That evening I drove back to the same car park, the only difference this time was I worked up the courage to call the suicide helpline I had saved in my phone before climbing the wall and spoke to a volunteer called Alan. We spoke for around 35 minutes. His voice was so calm. He seemed to understand how I was feeling, he listened to everything I had to say and he wasn’t judgmental. At the time I didn’t feel that the call did much to help, but looking back I drove straight home after that call and in the morning I called my doctor to ask for help.
Since making that phone call to my doctor, I have been referred to and now discharged from the Mental Health Crisis team, I have had successful sessions with my psychiatrists, and have been fully diagnosed with Major Depression, GAD (Generalised Anxiety Disorder), BPD (Borderline Personality Disorder), and ADHD (Attention Deficit Hyperactivity Disorder). Which had gone untreated since my medication stopped nearly 20 years ago.
This however doesn’t mean my mental health issues have disappeared. I still have to deal with the stigma around mental health, I’ve had to deal with people close to me say things like “you are so selfish wanting to kill yourself”, and “you’ve got a good job, nice house and a lovely car. What is there to be depressed about?” or comments such as “Please try and act normal in front of others”, “well that’s just a stupid thought!” and “how long is this going to go on for?”.
I also still live with the daily battle within myself, but I’ve also lost my job, house and had to sell my car. On top of that I now have to live with the guilt every time I see my little boy. Every time he tells me he loves me, every time he says he misses me, every time he calls me his best friend, I feel so awful for what I would have put him through. Something an innocent 5 year old should never have to go through.
Although I have had to deal with unsupportive comments, I have been very lucky to have such a supportive ex-girlfriend. Sophie and her fiancé were fantastic with their daily messages or phone calls making sure I was okay, that I had eaten something or inviting me out with them to make sure I wasn’t at home alone. Also helping me with my time with my son, who understandably doesn’t understand my illness and why he wasn’t seeing me as much. I cannot thank either of them enough for their support during my most difficult time, especially given the fact they had their own lives, jobs and 8 month old child to deal with.
I would just like to note that since writing this, I have finally worked up the courage to tell my close friends about my situation and my illness, and the support I’ve received from them since telling them has been great. I would just like to say thank you to them for their messages and phone calls. Also, for not being offended when I don’t reply, but most of all for letting me know they are there for support.

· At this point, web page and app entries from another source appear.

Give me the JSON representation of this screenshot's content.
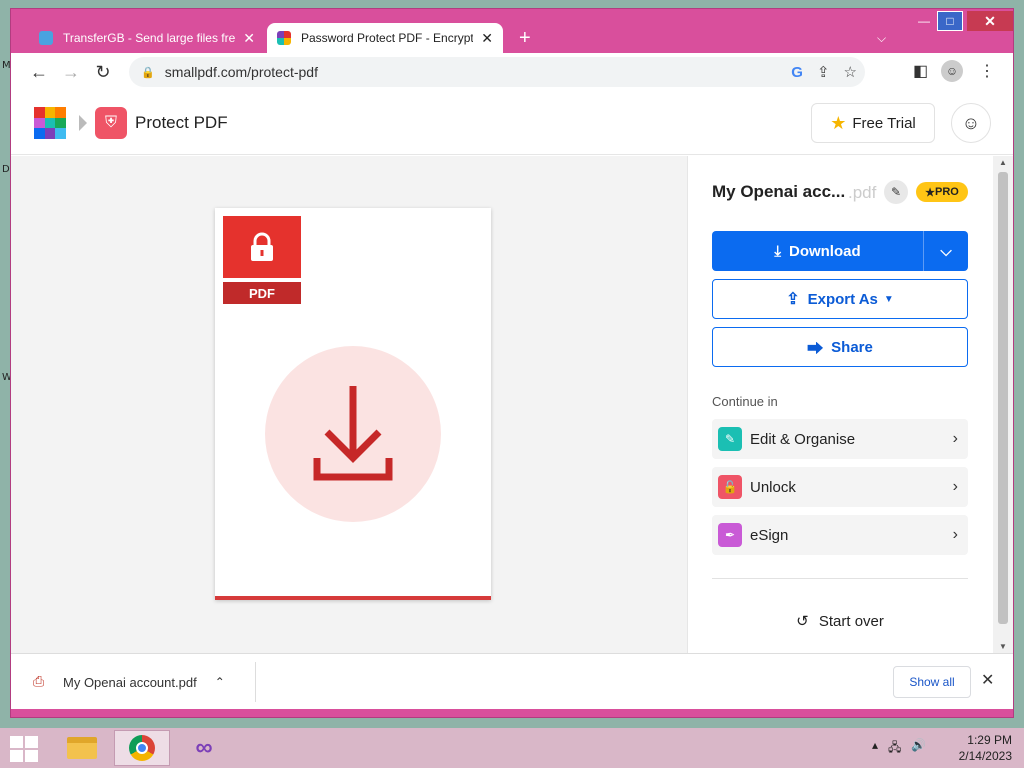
{
  "desktop": {
    "glyphs": [
      "M",
      "D",
      "W"
    ]
  },
  "tabs": [
    {
      "title": "TransferGB - Send large files free",
      "active": false
    },
    {
      "title": "Password Protect PDF - Encrypt your PDF",
      "active": true
    }
  ],
  "toolbar": {
    "url": "smallpdf.com/protect-pdf"
  },
  "header": {
    "tool_title": "Protect PDF",
    "free_trial": "Free Trial"
  },
  "preview": {
    "badge": "PDF"
  },
  "panel": {
    "file_name": "My Openai acc...",
    "file_ext": ".pdf",
    "pro": "PRO",
    "download": "Download",
    "export_as": "Export As",
    "share": "Share",
    "continue_in": "Continue in",
    "items": [
      {
        "label": "Edit & Organise",
        "color": "#1bbfb3"
      },
      {
        "label": "Unlock",
        "color": "#ef5466"
      },
      {
        "label": "eSign",
        "color": "#c95ad6"
      }
    ],
    "start_over": "Start over"
  },
  "download_shelf": {
    "file": "My Openai account.pdf",
    "show_all": "Show all"
  },
  "taskbar": {
    "time": "1:29 PM",
    "date": "2/14/2023"
  }
}
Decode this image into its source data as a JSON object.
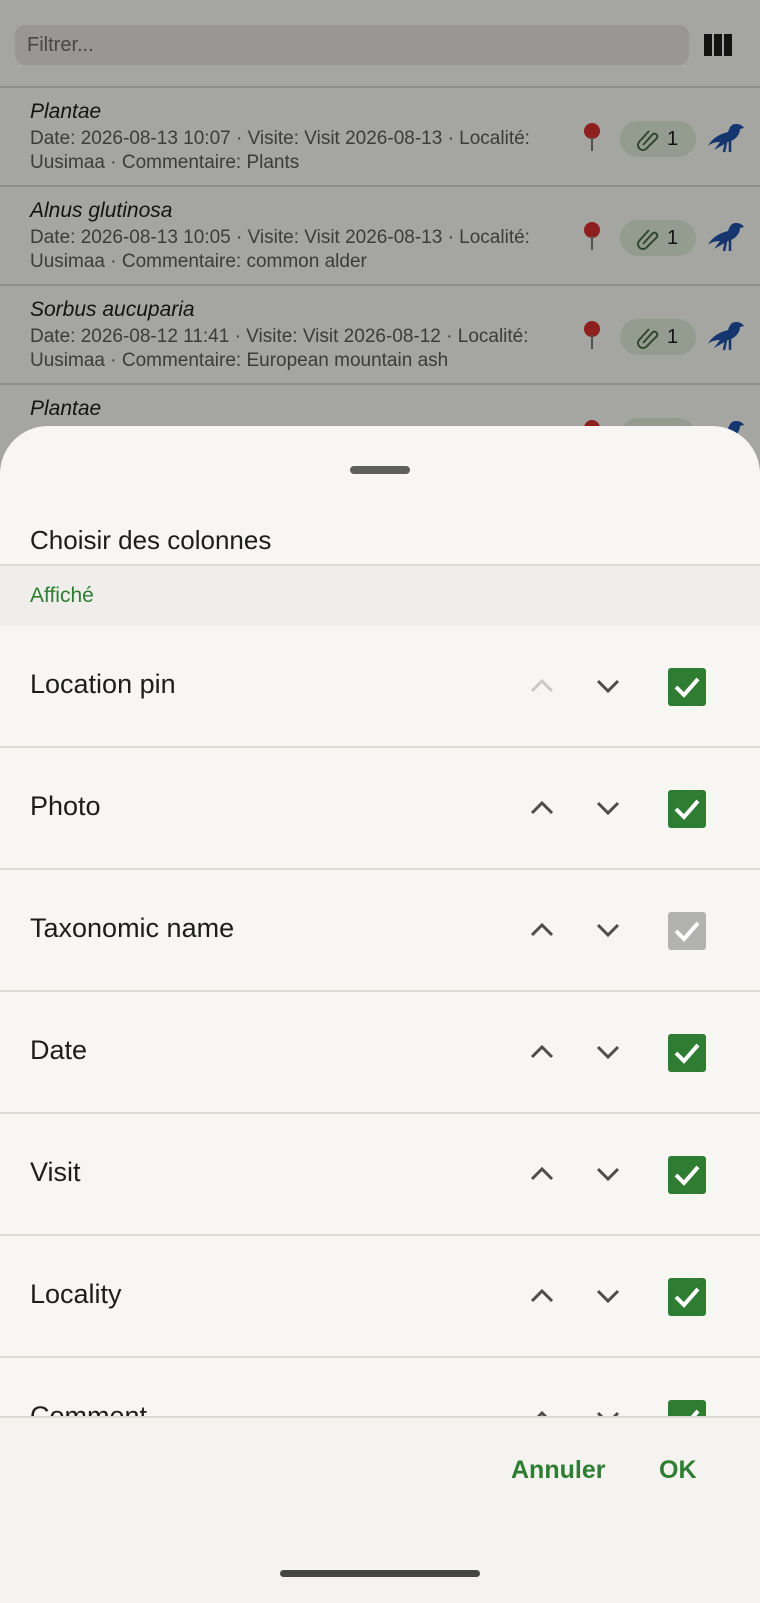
{
  "filter": {
    "placeholder": "Filtrer..."
  },
  "observations": [
    {
      "name": "Plantae",
      "line1": "Date: 2026-08-13 10:07  ·  Visite: Visit 2026-08-13  ·  Localité:",
      "line2": "Uusimaa  ·  Commentaire: Plants",
      "attachments": "1"
    },
    {
      "name": "Alnus glutinosa",
      "line1": "Date: 2026-08-13 10:05  ·  Visite: Visit 2026-08-13  ·  Localité:",
      "line2": "Uusimaa  ·  Commentaire: common alder",
      "attachments": "1"
    },
    {
      "name": "Sorbus aucuparia",
      "line1": "Date: 2026-08-12 11:41  ·  Visite: Visit 2026-08-12  ·  Localité:",
      "line2": "Uusimaa  ·  Commentaire: European mountain ash",
      "attachments": "1"
    },
    {
      "name": "Plantae",
      "line1": "",
      "line2": "",
      "attachments": ""
    }
  ],
  "dialog": {
    "title": "Choisir des colonnes",
    "section": "Affiché",
    "columns": [
      {
        "label": "Location pin",
        "checked": true,
        "up_enabled": false
      },
      {
        "label": "Photo",
        "checked": true,
        "up_enabled": true
      },
      {
        "label": "Taxonomic name",
        "checked": true,
        "disabled": true,
        "up_enabled": true
      },
      {
        "label": "Date",
        "checked": true,
        "up_enabled": true
      },
      {
        "label": "Visit",
        "checked": true,
        "up_enabled": true
      },
      {
        "label": "Locality",
        "checked": true,
        "up_enabled": true
      },
      {
        "label": "Comment",
        "checked": true,
        "up_enabled": true
      }
    ],
    "cancel_label": "Annuler",
    "ok_label": "OK"
  },
  "colors": {
    "accent": "#2e7d32",
    "bird": "#1f4fa3",
    "pin": "#d32f2f"
  },
  "icons": [
    "columns-icon",
    "location-pin-icon",
    "paperclip-icon",
    "bird-icon",
    "chevron-up-icon",
    "chevron-down-icon",
    "check-icon"
  ]
}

I just wish I had been strong enough to ask for help a long time ago.
I don’t hope to inspire people by sharing my story, because I fully understand that am I a nobody to nearly all that will take the time to read this, however if I could just inspire one person, male or female to speak up or ask for help I will be happy. I could have quite easily been anyone’s father, partner, brother, son, uncle or friend.
If you suffer from any mental health issues, please be stronger than I was and reach out to someone, please be braver than I was and know it is okay to not be okay.

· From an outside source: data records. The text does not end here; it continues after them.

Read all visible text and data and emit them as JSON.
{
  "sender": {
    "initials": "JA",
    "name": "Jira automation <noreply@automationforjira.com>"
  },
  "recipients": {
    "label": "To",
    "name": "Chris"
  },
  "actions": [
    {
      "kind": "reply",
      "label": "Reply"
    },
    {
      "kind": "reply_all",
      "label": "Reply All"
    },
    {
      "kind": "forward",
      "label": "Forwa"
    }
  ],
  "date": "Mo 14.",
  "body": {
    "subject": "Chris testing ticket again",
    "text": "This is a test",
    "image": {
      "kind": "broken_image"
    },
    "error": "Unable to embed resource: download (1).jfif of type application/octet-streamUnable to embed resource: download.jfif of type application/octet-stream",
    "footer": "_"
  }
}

If anyone ever reaches out to you with mental health issues, please do not try to act like you understand or you know what they are going through, every story is different. Listen to their story and make sure they know you are available to them for support.
Together lets bring an end to the stigma around mental health and encourage people to talk about their mental health.
Thank you for reading my story…